The ‘Set the Standard’ report, which was published after a lengthy review into parliament’s toxic workplace culture specifically mentioned that NDAs should not be made a condition of settlement of complaints, unless they were requested by complainants to protect their own privacy.
Unproven allegations of sexual assault
However, perhaps most importantly – the issue of whether or not Brittany Higgins was sexually assaulted in Parliament House has never actually been legally proven and many people would go so far as to say that in light of information that has recently been presented in the mainstream media, there is a reasonable doubt that the assault occurred.
Last December, Brittany Higgins settled a personal injury claim – which was commenced under the Morrison Government. According to some news reports which have published ‘leaked’ commonwealth documents Ms Higgins has been diagnosed as “medically unfit” for work and a payment was sought, calculated based on her inability to pursue a career in politics.
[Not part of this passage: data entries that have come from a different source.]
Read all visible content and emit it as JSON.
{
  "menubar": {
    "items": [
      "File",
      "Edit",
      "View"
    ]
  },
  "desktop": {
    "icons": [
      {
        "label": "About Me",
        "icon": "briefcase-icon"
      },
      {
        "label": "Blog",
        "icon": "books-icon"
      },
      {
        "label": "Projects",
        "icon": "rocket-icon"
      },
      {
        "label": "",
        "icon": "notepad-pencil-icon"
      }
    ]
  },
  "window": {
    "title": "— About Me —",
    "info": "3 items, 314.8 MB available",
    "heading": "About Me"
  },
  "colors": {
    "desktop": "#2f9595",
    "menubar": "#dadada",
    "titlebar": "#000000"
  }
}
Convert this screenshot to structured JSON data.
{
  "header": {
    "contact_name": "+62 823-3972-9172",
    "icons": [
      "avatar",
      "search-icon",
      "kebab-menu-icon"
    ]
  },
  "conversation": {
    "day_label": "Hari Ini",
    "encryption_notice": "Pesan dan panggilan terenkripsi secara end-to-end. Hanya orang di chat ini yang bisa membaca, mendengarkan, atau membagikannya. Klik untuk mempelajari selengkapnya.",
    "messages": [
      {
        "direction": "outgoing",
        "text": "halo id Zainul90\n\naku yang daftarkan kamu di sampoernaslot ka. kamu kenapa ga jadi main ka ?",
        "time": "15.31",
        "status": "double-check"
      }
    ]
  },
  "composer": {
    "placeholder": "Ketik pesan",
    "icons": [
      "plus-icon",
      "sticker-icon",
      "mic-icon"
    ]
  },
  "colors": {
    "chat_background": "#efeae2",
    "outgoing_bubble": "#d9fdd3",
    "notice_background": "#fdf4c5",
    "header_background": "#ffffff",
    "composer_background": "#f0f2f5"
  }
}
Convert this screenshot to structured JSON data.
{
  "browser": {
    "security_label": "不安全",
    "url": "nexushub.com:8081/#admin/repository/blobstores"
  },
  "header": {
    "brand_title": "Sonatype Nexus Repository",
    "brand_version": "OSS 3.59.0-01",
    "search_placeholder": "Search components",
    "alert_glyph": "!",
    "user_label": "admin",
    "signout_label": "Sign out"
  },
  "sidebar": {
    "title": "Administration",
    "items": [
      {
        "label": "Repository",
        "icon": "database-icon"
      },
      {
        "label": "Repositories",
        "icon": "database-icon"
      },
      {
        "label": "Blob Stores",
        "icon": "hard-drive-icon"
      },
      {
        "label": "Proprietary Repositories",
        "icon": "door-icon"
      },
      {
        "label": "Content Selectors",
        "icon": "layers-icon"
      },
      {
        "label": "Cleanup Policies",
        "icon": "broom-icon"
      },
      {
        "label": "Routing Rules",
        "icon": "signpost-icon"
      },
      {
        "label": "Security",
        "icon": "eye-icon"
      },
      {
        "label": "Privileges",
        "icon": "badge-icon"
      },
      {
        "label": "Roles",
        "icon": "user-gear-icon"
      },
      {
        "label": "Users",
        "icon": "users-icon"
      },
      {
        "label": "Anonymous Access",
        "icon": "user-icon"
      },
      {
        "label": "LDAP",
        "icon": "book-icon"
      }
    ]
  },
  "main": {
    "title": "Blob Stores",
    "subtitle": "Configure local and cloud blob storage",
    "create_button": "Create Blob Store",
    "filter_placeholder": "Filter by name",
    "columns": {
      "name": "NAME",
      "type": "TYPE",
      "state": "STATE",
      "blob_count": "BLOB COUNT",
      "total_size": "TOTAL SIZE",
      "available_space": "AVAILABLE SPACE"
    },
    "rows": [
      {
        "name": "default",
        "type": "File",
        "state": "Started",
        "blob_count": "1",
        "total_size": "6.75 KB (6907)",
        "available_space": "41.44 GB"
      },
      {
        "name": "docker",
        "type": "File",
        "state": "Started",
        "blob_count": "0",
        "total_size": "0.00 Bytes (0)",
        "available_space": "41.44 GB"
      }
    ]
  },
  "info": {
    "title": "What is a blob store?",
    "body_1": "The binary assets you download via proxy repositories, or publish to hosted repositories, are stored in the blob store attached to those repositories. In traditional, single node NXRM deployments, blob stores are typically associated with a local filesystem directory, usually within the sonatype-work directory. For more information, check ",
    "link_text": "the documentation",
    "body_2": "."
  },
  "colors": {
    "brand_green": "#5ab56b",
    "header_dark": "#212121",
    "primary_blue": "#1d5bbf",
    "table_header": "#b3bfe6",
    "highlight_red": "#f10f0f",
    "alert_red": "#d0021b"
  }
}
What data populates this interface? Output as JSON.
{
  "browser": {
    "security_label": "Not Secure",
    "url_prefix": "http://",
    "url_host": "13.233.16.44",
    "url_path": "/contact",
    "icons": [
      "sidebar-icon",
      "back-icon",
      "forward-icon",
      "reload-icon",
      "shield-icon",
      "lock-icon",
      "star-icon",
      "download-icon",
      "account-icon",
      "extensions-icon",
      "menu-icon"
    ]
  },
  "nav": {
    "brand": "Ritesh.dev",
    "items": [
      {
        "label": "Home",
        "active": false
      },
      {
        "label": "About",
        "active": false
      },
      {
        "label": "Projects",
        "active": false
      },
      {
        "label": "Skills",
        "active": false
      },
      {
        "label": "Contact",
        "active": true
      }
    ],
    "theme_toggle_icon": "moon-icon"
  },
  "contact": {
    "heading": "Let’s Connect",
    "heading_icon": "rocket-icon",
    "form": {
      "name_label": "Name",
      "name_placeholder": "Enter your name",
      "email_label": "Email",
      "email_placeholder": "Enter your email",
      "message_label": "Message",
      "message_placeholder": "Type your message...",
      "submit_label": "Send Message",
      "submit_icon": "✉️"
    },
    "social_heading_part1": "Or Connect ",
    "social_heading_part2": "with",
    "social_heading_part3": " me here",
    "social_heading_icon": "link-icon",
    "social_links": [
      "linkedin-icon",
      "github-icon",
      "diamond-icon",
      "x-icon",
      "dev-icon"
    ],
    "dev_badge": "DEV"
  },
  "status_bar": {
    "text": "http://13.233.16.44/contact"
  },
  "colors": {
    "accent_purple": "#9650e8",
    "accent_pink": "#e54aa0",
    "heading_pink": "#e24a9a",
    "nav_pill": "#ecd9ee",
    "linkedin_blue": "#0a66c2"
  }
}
Brittany Higgins alleged she was sexually assaulted in 2019 by her colleague Bruce Lehrmann inside Senator Reynolds’ ministerial office.
Bruce Lehrmann has always vehemently denied the allegations, and pleaded not guilty to one charge of sexual intercourse without consent, also known as sexual assault.
The trial was aborted because of juror misconduct before a verdict could be reached and the ACT department of public prosecutions subsequently dropped the charges against him.
The rest, as they say, is history – the police investigation as well as the trial has been thoroughly investigated by a special commission headed by Walter Sofronoff KC, and is due to present its findings any day now. However if the NACC picks up the matter of the compensation payout to Brittany Higgins, the entire saga could be picked over with a fine-toothed comb once again.
It will be up to the NACC to decide whether or not the payment warrants investigation. The NACC can decide to investigate federal ministers, parliamentarians, staff, the heads and employees of commonwealth agencies, government contractors and their employees.
It can also investigate defence force members, directors and office bearers of commonwealth companies, and people or companies/ organisations providing services, exercising powers or performing functions on behalf of the commonwealth.
It can investigate allegations of both criminal and non-criminal corrupt conduct, such as abuse of office, breach of public trust, and misuse of information, and its powers are retrospective, meaning that it can investigate matters that occurred before its establishment on 1 July this year. That said, it does not have the power to prosecute any matters, it can only make recommendations to the Director of Public Prosecutions who decides whether to take further legal action.